The band was on the road for over a year, opening for Green Day, Foo Fighters, The Tea Party, Alice Cooper, and KISS on their reunion tour. While opening for them in Edmonton in ’97, Econoline was crushed, leaving the Northlands Coliseum stage after only a few songs because of 18,000 people screaming “We want KISS!” Still, the record was eventually certified platinum with three singles gold or better, and the accompanying videos getting decent rotation in Canada and the US. Their songs also made their way onto the TV shows “Melrose Place” and “Psi Factor,” and on ESPN, and received their second Juno nomination, for Best Rock Album of the Year, and performed at the ceremonies.

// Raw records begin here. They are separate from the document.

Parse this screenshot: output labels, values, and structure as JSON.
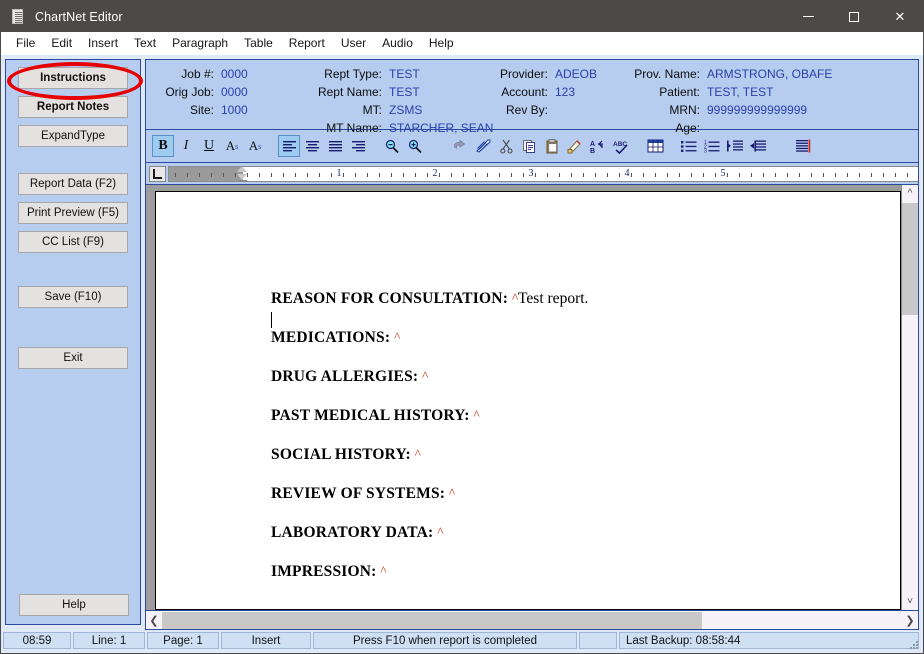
{
  "window": {
    "title": "ChartNet Editor",
    "icon": "document-icon",
    "controls": {
      "minimize": "minimize-icon",
      "maximize": "maximize-icon",
      "close": "close-icon"
    }
  },
  "menubar": {
    "items": [
      "File",
      "Edit",
      "Insert",
      "Text",
      "Paragraph",
      "Table",
      "Report",
      "User",
      "Audio",
      "Help"
    ]
  },
  "sidebar": {
    "buttons": [
      {
        "label": "Instructions",
        "bold": true
      },
      {
        "label": "Report Notes",
        "bold": true
      },
      {
        "label": "ExpandType",
        "bold": false
      },
      {
        "label": "Report Data (F2)",
        "bold": false
      },
      {
        "label": "Print Preview (F5)",
        "bold": false
      },
      {
        "label": "CC List (F9)",
        "bold": false
      },
      {
        "label": "Save (F10)",
        "bold": false
      },
      {
        "label": "Exit",
        "bold": false
      }
    ],
    "help_label": "Help"
  },
  "annotation": {
    "target": "Instructions",
    "color": "#e60000",
    "shape": "ellipse"
  },
  "info": {
    "col1": [
      {
        "label": "Job #:",
        "value": "0000"
      },
      {
        "label": "Orig Job:",
        "value": "0000"
      },
      {
        "label": "Site:",
        "value": "1000"
      }
    ],
    "col2": [
      {
        "label": "Rept Type:",
        "value": "TEST"
      },
      {
        "label": "Rept Name:",
        "value": "TEST"
      },
      {
        "label": "MT:",
        "value": "ZSMS"
      },
      {
        "label": "MT Name:",
        "value": "STARCHER, SEAN"
      }
    ],
    "col3": [
      {
        "label": "Provider:",
        "value": "ADEOB"
      },
      {
        "label": "Account:",
        "value": "123"
      },
      {
        "label": "Rev By:",
        "value": ""
      }
    ],
    "col4": [
      {
        "label": "Prov. Name:",
        "value": "ARMSTRONG, OBAFE"
      },
      {
        "label": "Patient:",
        "value": "TEST, TEST"
      },
      {
        "label": "MRN:",
        "value": "999999999999999"
      },
      {
        "label": "Age:",
        "value": ""
      }
    ]
  },
  "toolbar": {
    "buttons": [
      {
        "name": "bold-icon",
        "glyph": "B",
        "selected": true
      },
      {
        "name": "italic-icon",
        "glyph": "I",
        "selected": false
      },
      {
        "name": "underline-icon",
        "glyph": "U",
        "selected": false
      },
      {
        "name": "superscript-icon",
        "glyph": "A",
        "selected": false
      },
      {
        "name": "subscript-icon",
        "glyph": "A",
        "selected": false
      },
      {
        "name": "align-left-icon",
        "glyph": "",
        "selected": true
      },
      {
        "name": "align-center-icon",
        "glyph": "",
        "selected": false
      },
      {
        "name": "align-justify-icon",
        "glyph": "",
        "selected": false
      },
      {
        "name": "align-right-icon",
        "glyph": "",
        "selected": false
      },
      {
        "name": "zoom-out-icon",
        "glyph": "",
        "selected": false
      },
      {
        "name": "zoom-in-icon",
        "glyph": "",
        "selected": false
      },
      {
        "name": "undo-icon",
        "glyph": "",
        "selected": false
      },
      {
        "name": "highlight-icon",
        "glyph": "",
        "selected": false
      },
      {
        "name": "cut-icon",
        "glyph": "",
        "selected": false
      },
      {
        "name": "copy-icon",
        "glyph": "",
        "selected": false
      },
      {
        "name": "paste-icon",
        "glyph": "",
        "selected": false
      },
      {
        "name": "format-painter-icon",
        "glyph": "",
        "selected": false
      },
      {
        "name": "find-replace-icon",
        "glyph": "",
        "selected": false
      },
      {
        "name": "spell-check-icon",
        "glyph": "",
        "selected": false
      },
      {
        "name": "insert-table-icon",
        "glyph": "",
        "selected": false
      },
      {
        "name": "bullet-list-icon",
        "glyph": "",
        "selected": false
      },
      {
        "name": "numbered-list-icon",
        "glyph": "",
        "selected": false
      },
      {
        "name": "increase-indent-icon",
        "glyph": "",
        "selected": false
      },
      {
        "name": "decrease-indent-icon",
        "glyph": "",
        "selected": false
      },
      {
        "name": "page-break-icon",
        "glyph": "",
        "selected": false
      }
    ]
  },
  "ruler": {
    "numbers": [
      "1",
      "2",
      "3",
      "4",
      "5"
    ],
    "unit": "inches"
  },
  "document": {
    "lines": [
      {
        "heading": "REASON FOR CONSULTATION:",
        "caret": "^",
        "text": "Test report."
      },
      {
        "heading": "MEDICATIONS:",
        "caret": "^",
        "text": ""
      },
      {
        "heading": "DRUG ALLERGIES:",
        "caret": "^",
        "text": ""
      },
      {
        "heading": "PAST MEDICAL HISTORY:",
        "caret": "^",
        "text": ""
      },
      {
        "heading": "SOCIAL HISTORY:",
        "caret": "^",
        "text": ""
      },
      {
        "heading": "REVIEW OF SYSTEMS:",
        "caret": "^",
        "text": ""
      },
      {
        "heading": "LABORATORY DATA:",
        "caret": "^",
        "text": ""
      },
      {
        "heading": "IMPRESSION:",
        "caret": "^",
        "text": ""
      }
    ]
  },
  "statusbar": {
    "time": "08:59",
    "line": "Line:  1",
    "page": "Page:  1",
    "mode": "Insert",
    "hint": "Press F10 when report is completed",
    "backup": "Last Backup: 08:58:44"
  }
}
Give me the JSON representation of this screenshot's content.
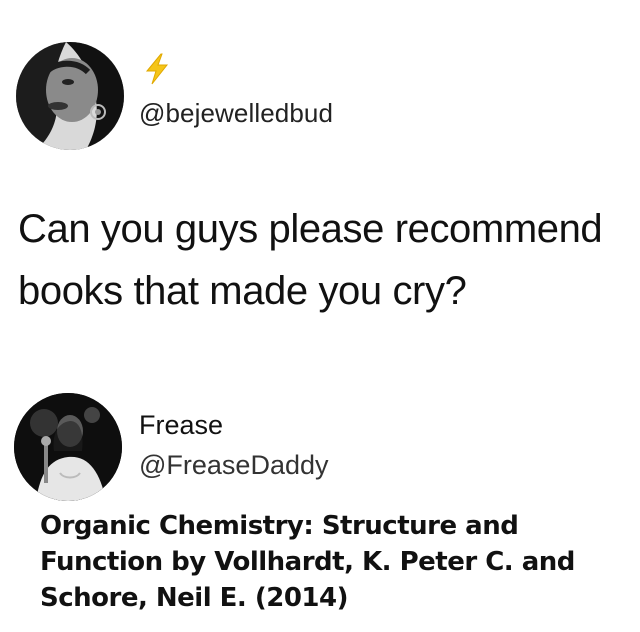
{
  "tweet": {
    "author_handle": "@bejewelledbud",
    "author_badge_icon": "lightning-bolt-emoji",
    "text": "Can you guys please recommend books that made you cry?"
  },
  "reply": {
    "author_name": "Frease",
    "author_handle": "@FreaseDaddy",
    "text": "Organic Chemistry: Structure and Function by Vollhardt, K. Peter C. and Schore, Neil E. (2014)"
  }
}
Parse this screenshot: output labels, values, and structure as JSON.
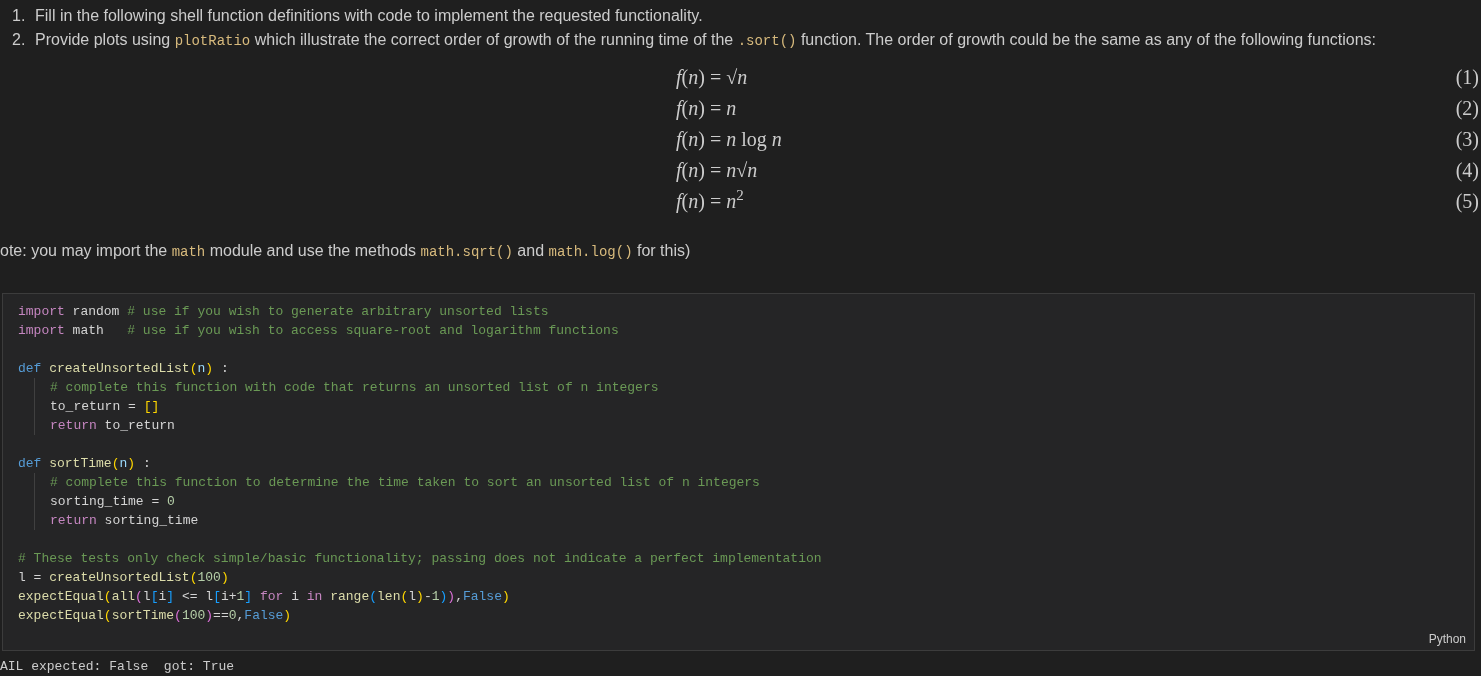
{
  "markdown": {
    "list_items": [
      [
        {
          "kind": "number",
          "text": "1."
        },
        {
          "kind": "text",
          "text": "Fill in the following shell function definitions with code to implement the requested functionality."
        }
      ],
      [
        {
          "kind": "number",
          "text": "2."
        },
        {
          "kind": "text",
          "text": "Provide plots using "
        },
        {
          "kind": "code",
          "text": "plotRatio"
        },
        {
          "kind": "text",
          "text": " which illustrate the correct order of growth of the running time of the "
        },
        {
          "kind": "code",
          "text": ".sort()"
        },
        {
          "kind": "text",
          "text": " function. The order of growth could be the same as any of the following functions:"
        }
      ]
    ],
    "equations": [
      {
        "formula": "*f*(*n*) = √*n*",
        "number": "(1)"
      },
      {
        "formula": "*f*(*n*) = *n*",
        "number": "(2)"
      },
      {
        "formula": "*f*(*n*) = *n* log *n*",
        "number": "(3)"
      },
      {
        "formula": "*f*(*n*) = *n*√*n*",
        "number": "(4)"
      },
      {
        "formula": "*f*(*n*) = *n*$^{2}$",
        "number": "(5)"
      }
    ],
    "note": [
      {
        "kind": "text",
        "text": "ote: you may import the "
      },
      {
        "kind": "code",
        "text": "math"
      },
      {
        "kind": "text",
        "text": " module and use the methods "
      },
      {
        "kind": "code",
        "text": "math.sqrt()"
      },
      {
        "kind": "text",
        "text": " and "
      },
      {
        "kind": "code",
        "text": "math.log()"
      },
      {
        "kind": "text",
        "text": " for this)"
      }
    ]
  },
  "code_cell": {
    "language": "Python",
    "lines": [
      {
        "tokens": [
          {
            "kind": "keyword",
            "text": "import"
          },
          {
            "kind": "plain",
            "text": " random "
          },
          {
            "kind": "comment",
            "text": "# use if you wish to generate arbitrary unsorted lists"
          }
        ]
      },
      {
        "tokens": [
          {
            "kind": "keyword",
            "text": "import"
          },
          {
            "kind": "plain",
            "text": " math   "
          },
          {
            "kind": "comment",
            "text": "# use if you wish to access square-root and logarithm functions"
          }
        ]
      },
      {
        "kind": "blank"
      },
      {
        "tokens": [
          {
            "kind": "storage",
            "text": "def "
          },
          {
            "kind": "function",
            "text": "createUnsortedList"
          },
          {
            "kind": "bracket1",
            "text": "("
          },
          {
            "kind": "param",
            "text": "n"
          },
          {
            "kind": "bracket1",
            "text": ")"
          },
          {
            "kind": "plain",
            "text": " :"
          }
        ],
        "children": [
          {
            "tokens": [
              {
                "kind": "comment",
                "text": "# complete this function with code that returns an unsorted list of n integers"
              }
            ]
          },
          {
            "tokens": [
              {
                "kind": "plain",
                "text": "to_return = "
              },
              {
                "kind": "bracket1",
                "text": "[]"
              }
            ]
          },
          {
            "tokens": [
              {
                "kind": "keyword",
                "text": "return"
              },
              {
                "kind": "plain",
                "text": " to_return"
              }
            ]
          }
        ]
      },
      {
        "kind": "blank"
      },
      {
        "tokens": [
          {
            "kind": "storage",
            "text": "def "
          },
          {
            "kind": "function",
            "text": "sortTime"
          },
          {
            "kind": "bracket1",
            "text": "("
          },
          {
            "kind": "param",
            "text": "n"
          },
          {
            "kind": "bracket1",
            "text": ")"
          },
          {
            "kind": "plain",
            "text": " :"
          }
        ],
        "children": [
          {
            "tokens": [
              {
                "kind": "comment",
                "text": "# complete this function to determine the time taken to sort an unsorted list of n integers"
              }
            ]
          },
          {
            "tokens": [
              {
                "kind": "plain",
                "text": "sorting_time = "
              },
              {
                "kind": "number",
                "text": "0"
              }
            ]
          },
          {
            "tokens": [
              {
                "kind": "keyword",
                "text": "return"
              },
              {
                "kind": "plain",
                "text": " sorting_time"
              }
            ]
          }
        ]
      },
      {
        "kind": "blank"
      },
      {
        "tokens": [
          {
            "kind": "comment",
            "text": "# These tests only check simple/basic functionality; passing does not indicate a perfect implementation"
          }
        ]
      },
      {
        "tokens": [
          {
            "kind": "plain",
            "text": "l = "
          },
          {
            "kind": "function",
            "text": "createUnsortedList"
          },
          {
            "kind": "bracket1",
            "text": "("
          },
          {
            "kind": "number",
            "text": "100"
          },
          {
            "kind": "bracket1",
            "text": ")"
          }
        ]
      },
      {
        "tokens": [
          {
            "kind": "function",
            "text": "expectEqual"
          },
          {
            "kind": "bracket1",
            "text": "("
          },
          {
            "kind": "function",
            "text": "all"
          },
          {
            "kind": "bracket2",
            "text": "("
          },
          {
            "kind": "plain",
            "text": "l"
          },
          {
            "kind": "bracket3",
            "text": "["
          },
          {
            "kind": "plain",
            "text": "i"
          },
          {
            "kind": "bracket3",
            "text": "]"
          },
          {
            "kind": "plain",
            "text": " <= l"
          },
          {
            "kind": "bracket3",
            "text": "["
          },
          {
            "kind": "plain",
            "text": "i+"
          },
          {
            "kind": "number",
            "text": "1"
          },
          {
            "kind": "bracket3",
            "text": "]"
          },
          {
            "kind": "keyword",
            "text": " for"
          },
          {
            "kind": "plain",
            "text": " i "
          },
          {
            "kind": "keyword",
            "text": "in "
          },
          {
            "kind": "function",
            "text": "range"
          },
          {
            "kind": "bracket3",
            "text": "("
          },
          {
            "kind": "function",
            "text": "len"
          },
          {
            "kind": "bracket1",
            "text": "("
          },
          {
            "kind": "plain",
            "text": "l"
          },
          {
            "kind": "bracket1",
            "text": ")"
          },
          {
            "kind": "plain",
            "text": "-"
          },
          {
            "kind": "number",
            "text": "1"
          },
          {
            "kind": "bracket3",
            "text": ")"
          },
          {
            "kind": "bracket2",
            "text": ")"
          },
          {
            "kind": "plain",
            "text": ","
          },
          {
            "kind": "storage",
            "text": "False"
          },
          {
            "kind": "bracket1",
            "text": ")"
          }
        ]
      },
      {
        "tokens": [
          {
            "kind": "function",
            "text": "expectEqual"
          },
          {
            "kind": "bracket1",
            "text": "("
          },
          {
            "kind": "function",
            "text": "sortTime"
          },
          {
            "kind": "bracket2",
            "text": "("
          },
          {
            "kind": "number",
            "text": "100"
          },
          {
            "kind": "bracket2",
            "text": ")"
          },
          {
            "kind": "plain",
            "text": "=="
          },
          {
            "kind": "number",
            "text": "0"
          },
          {
            "kind": "plain",
            "text": ","
          },
          {
            "kind": "storage",
            "text": "False"
          },
          {
            "kind": "bracket1",
            "text": ")"
          }
        ]
      }
    ]
  },
  "output": "AIL expected: False  got: True"
}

They began work on their next project in Los Angeles in 2000 with producer Bob Rock (Payolas, Metallica, Aerosmith, Motley Crue). After a few months in the studio, producers John Travis and DJ Swamp (Beck) had also lent a hand. BRAND NEW HISTORY was on the shelves in the spring of ’01 to mixed reviews. Not sure if they liked the attempt to go for a more accessible blend of their trademark industrial rock.
Although “Surefire” made no dent whatsoever in the US and fared only slightly better at home, “You Don’t Know What It’s Like” peaked in the top 20 on both sides of the border, thanks in part to its previous release on a MuchMusic compilation album, as well as a clip featured in the UPN sci-fi hit, “Roswell.” By the time the ballad “Make It Right” eased its way into the #3 in Canada, the album was their third to achieve at least gold. Still, it didn’t live up to the band’s, or the label’s expectations.
They all politely and quietly took some time off to do other projects, or concentrate on a home life. Hurst formed a sideline group named after himself, but nothing became of it so upon urging from management and the label, Econoline Crush was back on the bills in 2007. Surrounding Hurst was an all-new ensemble – guitarist Kai Markus, Scott Whalen on bass, and Brent Fitz on drums. They hit the road across Canada with Hinder while writing material for the next project, and snuck into some California studios off and on over the next few months.
The result in January ’08 was IGNITE. Written predominantly by Hurst and Markus, critics generally thought the record was ok, but surmised the band’s layoff would hurt them, and were right. They went back to enlisting Sylvia Massy Shivy as producer, and although they immediately got back on the road, with the likes of Hinder, 3 Doors Down, Staind, and Alice Cooper. “???” and “???” didn’t set the world on fire when they were released as singles, and for awhile “Get Out Of The Way” was used as the Edmonton Oilers’ ‘goal song.’ But the generally good live reviews weren’t translating into dreams come true. By late 2009, Hurst again disbanded the group and dropped out of sight.
Rumblings of Hurst coming back with another variation of the band were met mostly with indifference by critics and fans alike, but by the summer of 2010 Morfitt came back on the scene. Bassist Steve Vincent and drummer Greg Williamson were borrowed from Tupelo Honey, tho they were still active, and selected tour dates were underway the same time SUREFIRE – BEST OF ECONOLINE CRUSH was released. Although Hurst and company have laid low since then, a new album is said to be in the works, tentatively called THE PEOPLE HAVE SPOKEN, with a few raw teaser tracks popping up online now and again.